Take a photo of your motor hub attachment. Place it on the class histogram in the column find that corresponds approximately to your slip/stall torque. https://docs.google.com/spreadsheets/d/1Y_V_8rgQhnSgg5z3wRCmGc2mLD-aFtRIoKs-uJ67k6A/edit?usp=sharing
13. Recognizing common errors in Feather Challenge #7 (Oct. 27) #
Challenge #7 asks you to control a motor’s on/off state with a Feather output pin. Below are two approaches to setting up the circuitry. Each has problems that will prevent it from working correctly. What do you think those problems are?
What are the problems with approach #1?
What are the problems with approach #2?
14. How to code your Feather to constantly check an input while also running actuators (Nov. 1) #

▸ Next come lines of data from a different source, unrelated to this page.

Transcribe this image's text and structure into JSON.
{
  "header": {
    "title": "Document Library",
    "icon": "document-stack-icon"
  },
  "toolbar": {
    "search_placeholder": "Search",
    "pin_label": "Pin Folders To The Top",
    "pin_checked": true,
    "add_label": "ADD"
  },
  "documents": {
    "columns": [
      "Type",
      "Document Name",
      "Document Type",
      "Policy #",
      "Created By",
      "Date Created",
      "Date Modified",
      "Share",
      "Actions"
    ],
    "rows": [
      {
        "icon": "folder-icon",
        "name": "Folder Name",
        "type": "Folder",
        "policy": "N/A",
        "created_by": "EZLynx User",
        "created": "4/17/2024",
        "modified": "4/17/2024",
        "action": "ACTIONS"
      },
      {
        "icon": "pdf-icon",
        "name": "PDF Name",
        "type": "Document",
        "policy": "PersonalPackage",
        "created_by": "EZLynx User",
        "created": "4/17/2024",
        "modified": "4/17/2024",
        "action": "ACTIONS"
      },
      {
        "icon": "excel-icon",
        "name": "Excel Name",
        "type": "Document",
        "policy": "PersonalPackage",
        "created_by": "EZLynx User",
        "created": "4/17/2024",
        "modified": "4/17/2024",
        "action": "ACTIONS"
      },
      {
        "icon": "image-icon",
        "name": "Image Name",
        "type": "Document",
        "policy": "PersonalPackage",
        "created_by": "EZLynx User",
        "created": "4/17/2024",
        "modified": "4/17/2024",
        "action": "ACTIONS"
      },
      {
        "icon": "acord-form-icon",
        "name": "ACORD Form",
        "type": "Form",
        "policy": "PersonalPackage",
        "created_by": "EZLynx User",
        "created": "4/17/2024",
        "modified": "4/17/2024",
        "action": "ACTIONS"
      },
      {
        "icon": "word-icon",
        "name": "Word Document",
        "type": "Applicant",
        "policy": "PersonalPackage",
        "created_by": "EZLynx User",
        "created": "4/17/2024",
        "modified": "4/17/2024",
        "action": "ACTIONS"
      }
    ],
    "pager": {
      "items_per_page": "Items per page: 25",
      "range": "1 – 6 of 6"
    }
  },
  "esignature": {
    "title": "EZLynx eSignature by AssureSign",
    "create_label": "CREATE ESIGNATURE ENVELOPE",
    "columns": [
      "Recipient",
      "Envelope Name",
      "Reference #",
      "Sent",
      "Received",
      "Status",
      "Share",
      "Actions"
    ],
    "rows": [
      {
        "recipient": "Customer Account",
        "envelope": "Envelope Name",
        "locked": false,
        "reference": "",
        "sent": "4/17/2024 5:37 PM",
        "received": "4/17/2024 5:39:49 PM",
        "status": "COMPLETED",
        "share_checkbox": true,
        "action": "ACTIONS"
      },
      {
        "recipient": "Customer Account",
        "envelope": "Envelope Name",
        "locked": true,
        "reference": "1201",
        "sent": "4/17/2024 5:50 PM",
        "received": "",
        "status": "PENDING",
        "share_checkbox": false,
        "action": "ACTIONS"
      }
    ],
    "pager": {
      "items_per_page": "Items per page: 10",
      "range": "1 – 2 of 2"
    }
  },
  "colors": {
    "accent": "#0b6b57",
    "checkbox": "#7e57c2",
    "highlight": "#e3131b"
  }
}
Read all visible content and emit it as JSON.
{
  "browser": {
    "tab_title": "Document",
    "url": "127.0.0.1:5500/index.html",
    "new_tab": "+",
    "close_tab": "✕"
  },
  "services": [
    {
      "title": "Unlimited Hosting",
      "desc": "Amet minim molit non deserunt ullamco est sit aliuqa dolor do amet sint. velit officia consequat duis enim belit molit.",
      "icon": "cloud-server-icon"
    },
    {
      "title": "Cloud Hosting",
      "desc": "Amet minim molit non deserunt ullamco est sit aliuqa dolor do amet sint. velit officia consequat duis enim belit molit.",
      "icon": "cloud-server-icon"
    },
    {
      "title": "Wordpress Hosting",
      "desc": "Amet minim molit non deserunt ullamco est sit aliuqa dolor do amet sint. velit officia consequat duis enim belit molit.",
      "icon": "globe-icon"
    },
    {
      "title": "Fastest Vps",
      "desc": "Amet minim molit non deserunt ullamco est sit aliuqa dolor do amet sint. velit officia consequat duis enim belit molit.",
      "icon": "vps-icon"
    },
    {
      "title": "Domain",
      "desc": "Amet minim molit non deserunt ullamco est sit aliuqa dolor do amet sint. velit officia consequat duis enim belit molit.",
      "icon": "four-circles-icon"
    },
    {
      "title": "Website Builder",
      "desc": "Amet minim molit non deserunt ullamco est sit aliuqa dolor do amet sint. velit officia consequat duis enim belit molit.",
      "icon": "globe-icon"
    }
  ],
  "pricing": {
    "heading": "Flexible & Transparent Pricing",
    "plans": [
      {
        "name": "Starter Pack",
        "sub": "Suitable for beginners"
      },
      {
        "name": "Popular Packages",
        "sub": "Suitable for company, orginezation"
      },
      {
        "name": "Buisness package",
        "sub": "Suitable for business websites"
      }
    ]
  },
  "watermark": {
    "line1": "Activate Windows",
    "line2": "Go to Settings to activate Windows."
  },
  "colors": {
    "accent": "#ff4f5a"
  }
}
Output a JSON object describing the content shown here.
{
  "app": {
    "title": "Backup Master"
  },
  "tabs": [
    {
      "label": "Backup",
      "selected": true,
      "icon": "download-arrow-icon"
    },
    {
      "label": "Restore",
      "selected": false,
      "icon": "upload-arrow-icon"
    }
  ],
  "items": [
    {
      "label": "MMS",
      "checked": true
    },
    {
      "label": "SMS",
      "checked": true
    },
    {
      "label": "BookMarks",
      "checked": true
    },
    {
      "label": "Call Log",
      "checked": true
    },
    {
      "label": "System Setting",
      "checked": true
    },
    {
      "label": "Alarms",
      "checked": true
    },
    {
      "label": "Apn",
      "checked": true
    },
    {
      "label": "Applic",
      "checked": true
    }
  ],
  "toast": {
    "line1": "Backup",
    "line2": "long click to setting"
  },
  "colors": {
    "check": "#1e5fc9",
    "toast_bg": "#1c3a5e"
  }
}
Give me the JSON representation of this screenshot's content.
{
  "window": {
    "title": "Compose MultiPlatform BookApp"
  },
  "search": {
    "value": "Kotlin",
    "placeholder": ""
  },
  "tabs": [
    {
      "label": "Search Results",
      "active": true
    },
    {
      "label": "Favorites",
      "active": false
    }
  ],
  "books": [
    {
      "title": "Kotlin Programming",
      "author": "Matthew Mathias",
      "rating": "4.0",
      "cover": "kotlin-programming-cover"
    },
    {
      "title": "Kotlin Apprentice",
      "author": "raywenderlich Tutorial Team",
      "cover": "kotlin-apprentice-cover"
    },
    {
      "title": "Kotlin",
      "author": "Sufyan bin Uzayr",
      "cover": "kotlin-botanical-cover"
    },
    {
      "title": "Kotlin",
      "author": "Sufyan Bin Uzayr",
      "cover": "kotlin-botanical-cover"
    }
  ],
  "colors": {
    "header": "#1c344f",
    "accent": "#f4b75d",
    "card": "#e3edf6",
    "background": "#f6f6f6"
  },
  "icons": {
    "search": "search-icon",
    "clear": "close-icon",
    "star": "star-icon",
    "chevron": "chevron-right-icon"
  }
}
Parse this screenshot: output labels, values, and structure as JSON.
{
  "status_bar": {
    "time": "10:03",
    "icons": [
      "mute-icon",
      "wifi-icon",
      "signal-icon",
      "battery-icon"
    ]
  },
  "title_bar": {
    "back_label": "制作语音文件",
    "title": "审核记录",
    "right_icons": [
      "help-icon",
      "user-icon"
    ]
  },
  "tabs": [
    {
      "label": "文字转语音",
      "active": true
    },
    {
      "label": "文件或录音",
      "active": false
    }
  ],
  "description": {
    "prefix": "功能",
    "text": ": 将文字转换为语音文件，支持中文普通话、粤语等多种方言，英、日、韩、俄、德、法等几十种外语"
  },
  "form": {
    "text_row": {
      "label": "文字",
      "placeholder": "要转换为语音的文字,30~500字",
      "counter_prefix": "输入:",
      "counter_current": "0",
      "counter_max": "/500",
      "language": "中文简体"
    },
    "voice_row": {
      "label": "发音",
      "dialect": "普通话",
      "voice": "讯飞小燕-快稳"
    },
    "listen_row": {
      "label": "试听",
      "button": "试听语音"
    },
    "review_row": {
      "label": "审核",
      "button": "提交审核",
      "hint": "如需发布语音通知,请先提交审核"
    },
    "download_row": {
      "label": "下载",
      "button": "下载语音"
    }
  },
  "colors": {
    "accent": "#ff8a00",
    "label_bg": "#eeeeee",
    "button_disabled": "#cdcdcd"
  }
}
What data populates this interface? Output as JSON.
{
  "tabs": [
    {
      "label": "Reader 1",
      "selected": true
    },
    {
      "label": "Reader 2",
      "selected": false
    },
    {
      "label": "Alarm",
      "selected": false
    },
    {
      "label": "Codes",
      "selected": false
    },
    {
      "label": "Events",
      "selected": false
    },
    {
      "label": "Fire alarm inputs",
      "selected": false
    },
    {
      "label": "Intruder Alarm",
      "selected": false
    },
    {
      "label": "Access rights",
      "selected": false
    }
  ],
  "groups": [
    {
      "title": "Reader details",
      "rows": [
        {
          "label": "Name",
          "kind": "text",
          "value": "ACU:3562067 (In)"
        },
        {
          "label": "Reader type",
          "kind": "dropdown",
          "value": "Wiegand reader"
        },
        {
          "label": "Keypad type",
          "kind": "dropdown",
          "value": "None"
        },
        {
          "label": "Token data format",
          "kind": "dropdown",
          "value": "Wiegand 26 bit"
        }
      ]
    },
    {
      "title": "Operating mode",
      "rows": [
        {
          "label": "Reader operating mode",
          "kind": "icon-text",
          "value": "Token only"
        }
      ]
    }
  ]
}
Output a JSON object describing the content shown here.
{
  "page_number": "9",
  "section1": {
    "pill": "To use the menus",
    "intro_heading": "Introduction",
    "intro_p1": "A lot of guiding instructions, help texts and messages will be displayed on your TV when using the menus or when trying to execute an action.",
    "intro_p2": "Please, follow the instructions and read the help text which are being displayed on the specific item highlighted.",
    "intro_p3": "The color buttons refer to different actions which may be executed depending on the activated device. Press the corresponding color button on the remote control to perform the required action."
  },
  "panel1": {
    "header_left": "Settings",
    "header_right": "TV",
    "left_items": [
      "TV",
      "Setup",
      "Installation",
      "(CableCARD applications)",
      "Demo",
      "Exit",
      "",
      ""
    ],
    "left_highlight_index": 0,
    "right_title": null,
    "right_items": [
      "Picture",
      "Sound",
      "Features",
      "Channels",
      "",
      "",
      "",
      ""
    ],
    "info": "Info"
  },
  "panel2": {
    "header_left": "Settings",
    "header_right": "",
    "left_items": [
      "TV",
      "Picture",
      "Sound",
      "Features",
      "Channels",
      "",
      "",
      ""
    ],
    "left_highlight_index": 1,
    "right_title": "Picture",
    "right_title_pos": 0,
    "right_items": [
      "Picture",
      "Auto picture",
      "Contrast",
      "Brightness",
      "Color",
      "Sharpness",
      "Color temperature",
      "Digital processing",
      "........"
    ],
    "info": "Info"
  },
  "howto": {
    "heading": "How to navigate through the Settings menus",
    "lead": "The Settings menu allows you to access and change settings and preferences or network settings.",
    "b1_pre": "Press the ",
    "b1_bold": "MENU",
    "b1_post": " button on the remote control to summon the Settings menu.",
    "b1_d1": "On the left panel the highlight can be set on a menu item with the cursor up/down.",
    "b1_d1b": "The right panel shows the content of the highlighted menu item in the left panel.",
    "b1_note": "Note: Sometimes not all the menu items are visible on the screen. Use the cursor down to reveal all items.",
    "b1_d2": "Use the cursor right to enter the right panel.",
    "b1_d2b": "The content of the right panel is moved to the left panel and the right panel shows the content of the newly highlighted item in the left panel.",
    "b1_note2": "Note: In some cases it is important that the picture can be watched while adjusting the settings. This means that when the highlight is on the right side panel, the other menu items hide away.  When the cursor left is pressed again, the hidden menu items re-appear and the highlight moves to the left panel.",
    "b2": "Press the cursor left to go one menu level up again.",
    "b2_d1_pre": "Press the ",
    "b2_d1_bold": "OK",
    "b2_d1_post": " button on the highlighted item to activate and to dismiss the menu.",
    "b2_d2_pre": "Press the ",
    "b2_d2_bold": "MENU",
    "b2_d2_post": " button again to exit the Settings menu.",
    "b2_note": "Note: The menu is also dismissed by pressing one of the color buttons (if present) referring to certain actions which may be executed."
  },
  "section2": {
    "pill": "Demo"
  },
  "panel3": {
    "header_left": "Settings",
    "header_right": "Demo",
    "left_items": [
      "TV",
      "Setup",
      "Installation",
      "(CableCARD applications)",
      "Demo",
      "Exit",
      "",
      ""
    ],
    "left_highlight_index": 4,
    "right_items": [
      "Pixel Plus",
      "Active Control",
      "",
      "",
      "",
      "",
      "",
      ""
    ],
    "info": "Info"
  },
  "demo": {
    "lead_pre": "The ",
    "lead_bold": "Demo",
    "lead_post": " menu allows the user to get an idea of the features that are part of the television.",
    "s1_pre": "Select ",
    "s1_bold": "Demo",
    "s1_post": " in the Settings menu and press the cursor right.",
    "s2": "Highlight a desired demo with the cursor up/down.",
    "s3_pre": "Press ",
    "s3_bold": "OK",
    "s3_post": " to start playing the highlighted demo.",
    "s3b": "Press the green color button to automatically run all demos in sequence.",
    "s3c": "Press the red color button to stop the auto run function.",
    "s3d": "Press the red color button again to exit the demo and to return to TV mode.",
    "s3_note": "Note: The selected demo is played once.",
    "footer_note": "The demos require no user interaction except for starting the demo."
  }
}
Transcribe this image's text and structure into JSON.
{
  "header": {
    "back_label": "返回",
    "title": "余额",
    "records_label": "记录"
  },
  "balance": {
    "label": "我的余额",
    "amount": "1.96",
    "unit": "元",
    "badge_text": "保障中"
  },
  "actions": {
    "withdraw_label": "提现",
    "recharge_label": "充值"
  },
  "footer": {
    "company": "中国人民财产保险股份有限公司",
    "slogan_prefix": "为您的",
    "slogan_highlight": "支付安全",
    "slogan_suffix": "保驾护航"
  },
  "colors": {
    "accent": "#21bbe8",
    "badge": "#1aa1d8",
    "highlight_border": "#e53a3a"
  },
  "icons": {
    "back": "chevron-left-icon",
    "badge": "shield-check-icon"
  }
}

Suppose you want to check for the state of inputs while also running motors, lights, and other actuators. In particular, you want to flash an LED, constantly check for a button press that sets an input pin HIGH, and flash a different LED when the button is pressed.
The naive approach #
Here’s how a novice programmer might try to set up a microcontroller to check for input and flesh a second LED when a button is pressed. Why will this code probably not work very well to accomplish the goal stated above?
Try a state machine instead! #
Writing code for “state machines” is a better technique for this situation. At this link (and in the box below) is one way to set up state machines in CircuitPython.
14. Project 3 Reflection (Nov. 15) #
Whole-class anonymous poll (responses viewable anonymously by the class): https://pollev.com/me30
Your responses: https://tufts.box.com/s/x9fatn1zsfspyp1mi7k9o7qa1rb84o8m
Individual reflection (responses seen only by instructors): https://tufts.qualtrics.com/jfe/form/SV_82I3784cDRJPzX8
15. Raspberry Pi setup (Nov. 15) #
Follow the video and text directions here: http://andnowforelectronics.com/notes/pi-setup/